Both modes come with their own strengths and weaknesses, and can sometimes co-exist in a single blockchain network. The choice largely depends on the community’s ethos, network scale and the evolving needs of the blockchain. On-chain voting exemplifies the power of decentralised decision making in action.
Need for Community Participation via Voting
Blockchain networks operate under a decentralized governance framework. This means that all decisions, from protocol changes to funding allocations, rely on community consensus. This is where the importance of on-chain voting comes in.
In traditional systems, decision making is concentrated at the top, with voters often feeling disengaged. But in a blockchain network, each token holder possesses a voting right, ensuring participation and influence in decision-making.
Therefore, community participation via voting is crucial as it empowers token holders and ensures that decisions are made democratically and transparently. It is only through active and engaged voting can the decentralization ethos of blockchain be truly upheld.
Addressing the Challenges of On-Chain Voting
On-chain voting is a remarkable concept in theory. However, in practice, it confronts multifaceted challenges.
One of the most pressing issues is voter turnout. Many blockchain participants do not engage in the voting process. Low participation undermines the concept of decentralization, leading to concentrated decision-making power.
Additionally, the concern of “one-token-one-vote” systems contributes to power imbalance. Wealthier participants can potentially exercise undue influence over decision-making, leaving other users at a disadvantage.
Finally, the technical complexity in implementing on-chain voting approaches also presents hurdles. Participants need both practical understanding and technical proficiency for effective engagement.
Addressing these challenges requires innovative strategies. Incorporating incentive mechanisms to boost participation, rethinking token-based voting rights to ensure fair representation, and simplifying the technical process are all vital in actualizing the enormous potential of on-chain voting in blockchain governance.
Safeguarding Equity and Fairness in Voting
Safeguarding equity and fairness in on-chain voting is crucial for the effective governance of blockchain networks. In such systems, voices can be heard and decisions can be made collectively, ensuring no single party dominates.
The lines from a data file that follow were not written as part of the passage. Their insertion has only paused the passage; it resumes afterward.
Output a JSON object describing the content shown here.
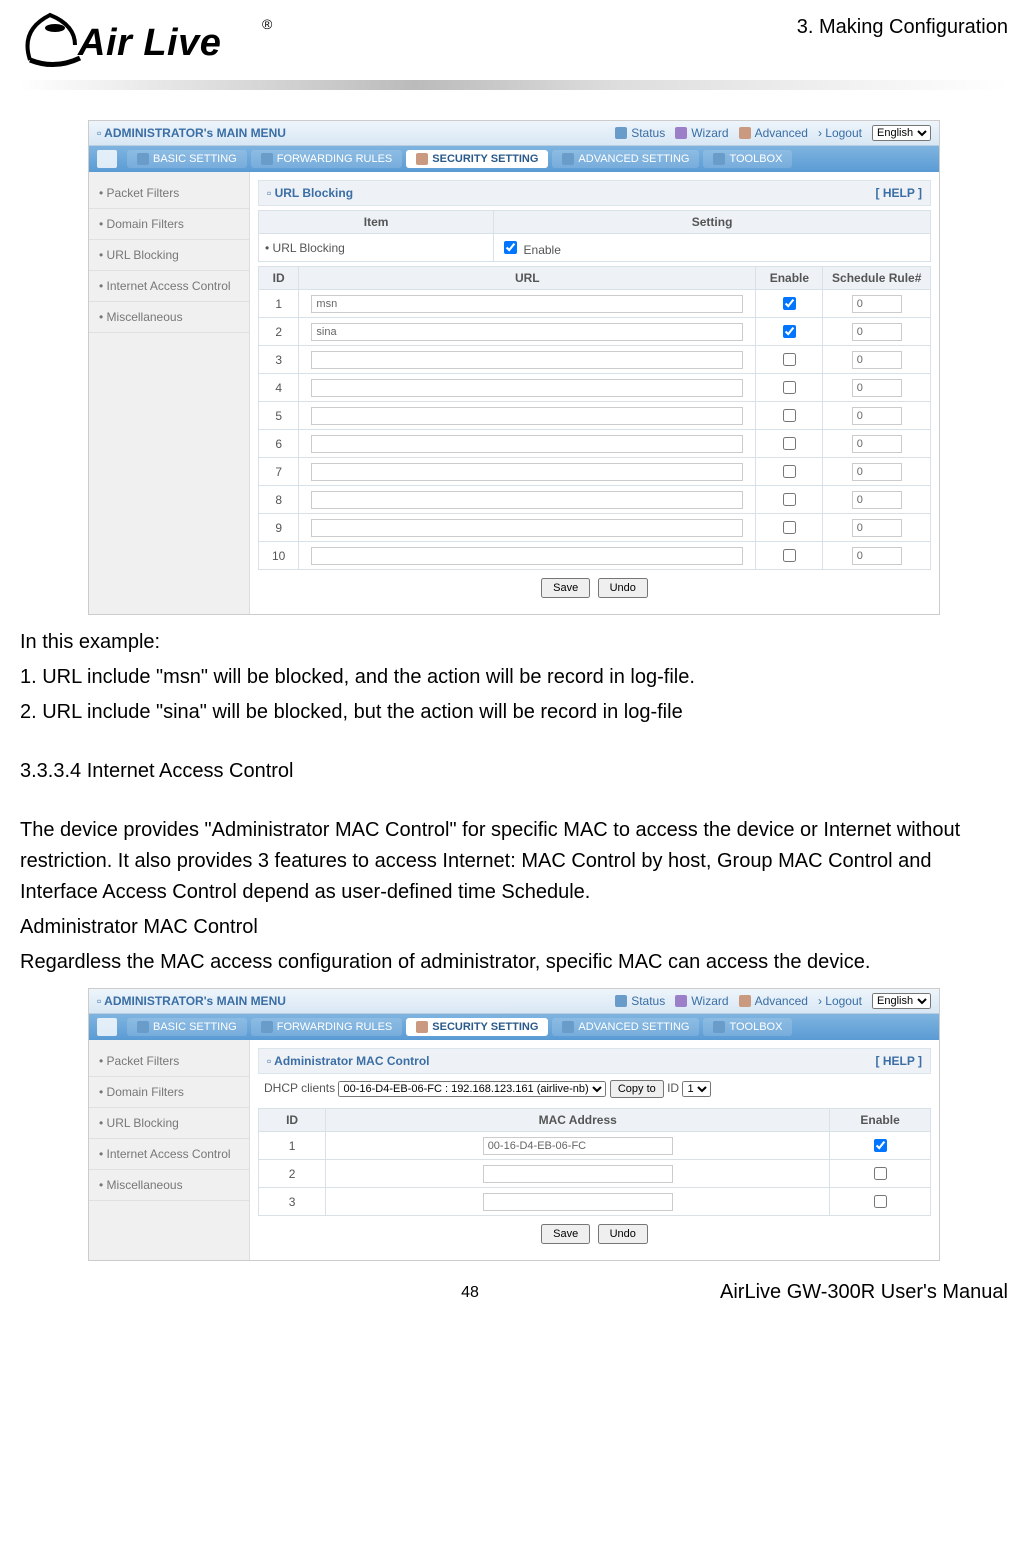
{
  "chapter": "3.  Making  Configuration",
  "logo_text": "Air Live",
  "logo_reg": "®",
  "example_heading": "In this example:",
  "example_line1": "1. URL include \"msn\" will be blocked, and the action will be record in log-file.",
  "example_line2": "2. URL include \"sina\" will be blocked, but the action will be record in log-file",
  "section_number": "3.3.3.4 Internet Access Control",
  "para1": "The device provides \"Administrator MAC Control\" for specific MAC to access the device or Internet without restriction. It also provides 3 features to access Internet: MAC Control by host, Group MAC Control and Interface Access Control depend as user-defined time Schedule.",
  "subhead": "Administrator MAC Control",
  "para2": "Regardless the MAC access configuration of administrator, specific MAC can access the device.",
  "page_number": "48",
  "manual_title": "AirLive GW-300R User's Manual",
  "router_common": {
    "main_menu": "ADMINISTRATOR's MAIN MENU",
    "status": "Status",
    "wizard": "Wizard",
    "advanced": "Advanced",
    "logout": "› Logout",
    "language": "English",
    "tabs": {
      "basic": "BASIC SETTING",
      "forwarding": "FORWARDING RULES",
      "security": "SECURITY SETTING",
      "advanced_setting": "ADVANCED SETTING",
      "toolbox": "TOOLBOX"
    },
    "sidebar": [
      "• Packet Filters",
      "• Domain Filters",
      "• URL Blocking",
      "• Internet Access Control",
      "• Miscellaneous"
    ],
    "help": "[ HELP ]",
    "save": "Save",
    "undo": "Undo"
  },
  "url_blocking": {
    "section_title": "URL Blocking",
    "item_header": "Item",
    "setting_header": "Setting",
    "item_label": "• URL Blocking",
    "enable_label": "Enable",
    "id_header": "ID",
    "url_header": "URL",
    "enable_header": "Enable",
    "schedule_header": "Schedule Rule#",
    "rows": [
      {
        "id": "1",
        "url": "msn",
        "enable": true,
        "rule": "0"
      },
      {
        "id": "2",
        "url": "sina",
        "enable": true,
        "rule": "0"
      },
      {
        "id": "3",
        "url": "",
        "enable": false,
        "rule": "0"
      },
      {
        "id": "4",
        "url": "",
        "enable": false,
        "rule": "0"
      },
      {
        "id": "5",
        "url": "",
        "enable": false,
        "rule": "0"
      },
      {
        "id": "6",
        "url": "",
        "enable": false,
        "rule": "0"
      },
      {
        "id": "7",
        "url": "",
        "enable": false,
        "rule": "0"
      },
      {
        "id": "8",
        "url": "",
        "enable": false,
        "rule": "0"
      },
      {
        "id": "9",
        "url": "",
        "enable": false,
        "rule": "0"
      },
      {
        "id": "10",
        "url": "",
        "enable": false,
        "rule": "0"
      }
    ]
  },
  "mac_control": {
    "section_title": "Administrator MAC Control",
    "dhcp_label": "DHCP clients",
    "dhcp_option": "00-16-D4-EB-06-FC : 192.168.123.161 (airlive-nb)",
    "copy_to": "Copy to",
    "id_label": "ID",
    "id_value": "1",
    "id_header": "ID",
    "mac_header": "MAC Address",
    "enable_header": "Enable",
    "rows": [
      {
        "id": "1",
        "mac": "00-16-D4-EB-06-FC",
        "enable": true
      },
      {
        "id": "2",
        "mac": "",
        "enable": false
      },
      {
        "id": "3",
        "mac": "",
        "enable": false
      }
    ]
  }
}
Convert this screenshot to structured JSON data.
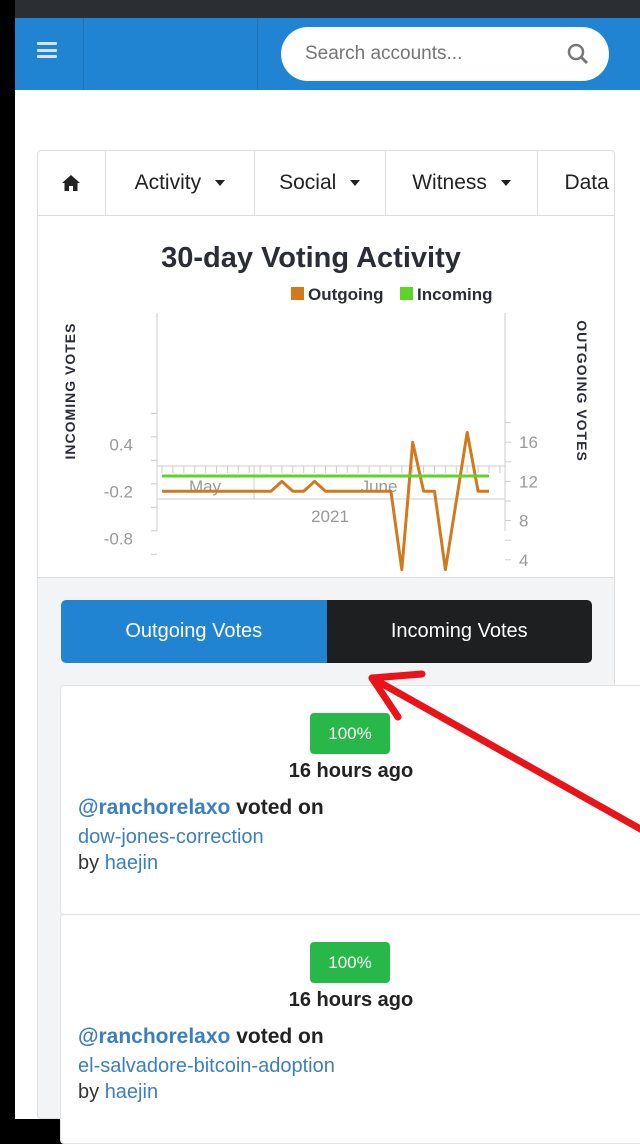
{
  "header": {
    "search_placeholder": "Search accounts...",
    "menu_icon": "hamburger-icon",
    "search_icon": "search-icon"
  },
  "nav": {
    "home_icon": "home-icon",
    "items": [
      {
        "label": "Activity"
      },
      {
        "label": "Social"
      },
      {
        "label": "Witness"
      },
      {
        "label": "Data"
      }
    ]
  },
  "chart_data": {
    "type": "line",
    "title": "30-day Voting Activity",
    "legend": [
      "Outgoing",
      "Incoming"
    ],
    "legend_placement": "top-right",
    "colors": {
      "Outgoing": "#d17a1c",
      "Incoming": "#5ed427"
    },
    "ylabel_left": "INCOMING VOTES",
    "ylabel_right": "OUTGOING VOTES",
    "left_ticks": [
      "0.4",
      "-0.2",
      "-0.8"
    ],
    "right_ticks": [
      "16",
      "12",
      "8",
      "4"
    ],
    "x_month_labels": [
      "May",
      "June"
    ],
    "x_year_label": "2021",
    "series": [
      {
        "name": "Outgoing",
        "axis": "right",
        "values": [
          11,
          11,
          11,
          11,
          11,
          11,
          11,
          11,
          11,
          11,
          11,
          12,
          11,
          11,
          12,
          11,
          11,
          11,
          11,
          11,
          11,
          11,
          3,
          16,
          11,
          11,
          3,
          10,
          17,
          11,
          11
        ]
      },
      {
        "name": "Incoming",
        "axis": "left",
        "values": [
          0,
          0,
          0,
          0,
          0,
          0,
          0,
          0,
          0,
          0,
          0,
          0,
          0,
          0,
          0,
          0,
          0,
          0,
          0,
          0,
          0,
          0,
          0,
          0,
          0,
          0,
          0,
          0,
          0,
          0,
          0
        ]
      }
    ]
  },
  "tabs": {
    "outgoing": "Outgoing Votes",
    "incoming": "Incoming Votes",
    "active": "Outgoing Votes"
  },
  "votes": [
    {
      "percent": "100%",
      "time": "16 hours ago",
      "voter": "@ranchorelaxo",
      "action": "voted on",
      "post": "dow-jones-correction",
      "by": "by",
      "author": "haejin"
    },
    {
      "percent": "100%",
      "time": "16 hours ago",
      "voter": "@ranchorelaxo",
      "action": "voted on",
      "post": "el-salvadore-bitcoin-adoption",
      "by": "by",
      "author": "haejin"
    }
  ]
}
This level of equality is facilitated via tokens. The more tokens a network participant holds, the more voting power they have, therefore mirroring the democratic process seen in shareholder meetings.
However, concerns have risen about potential token concentration in the hands of a select few. This threatens the democratic nature of on-chain voting since those with more tokens have disproportionate control.
Consequently, solutions are being proposed to prevent token accumulation, such as the introduction of voting vitals, which could limit an individual’s voting power.
Through these measures, blockchain networks strive to uphold the principles of fair representation and active participation, which lie at the heart of their governance model.
Case Studies of On-Chain Voting in Action
In the rapidly evolving digital world, numerous projects have implemented on-chain voting to streamline their governance.
For instance, Decred, a cryptocurrency project, uses a hybrid consensus system. It allows stakeholders to vote on and approve changes to its blockchain’s rules.
Another shining example is Tezos, a self-governing platform where protocol upgrades are subject to stakeholder voting. It boasts a formal and systematic procedure, ensuring the democratic participation of its users.
The DAO, despite its catastrophic end, was an ambitious project that attempted to create a fully decentralized organization through on-chain voting. Although it suffered a fatal security loophole, it sparked critical discussions about blockchain governance which continue to echo in today’s projects.
These examples show, despite early setbacks, the value and potential on-chain voting holds for democratic and efficient management within blockchain networks.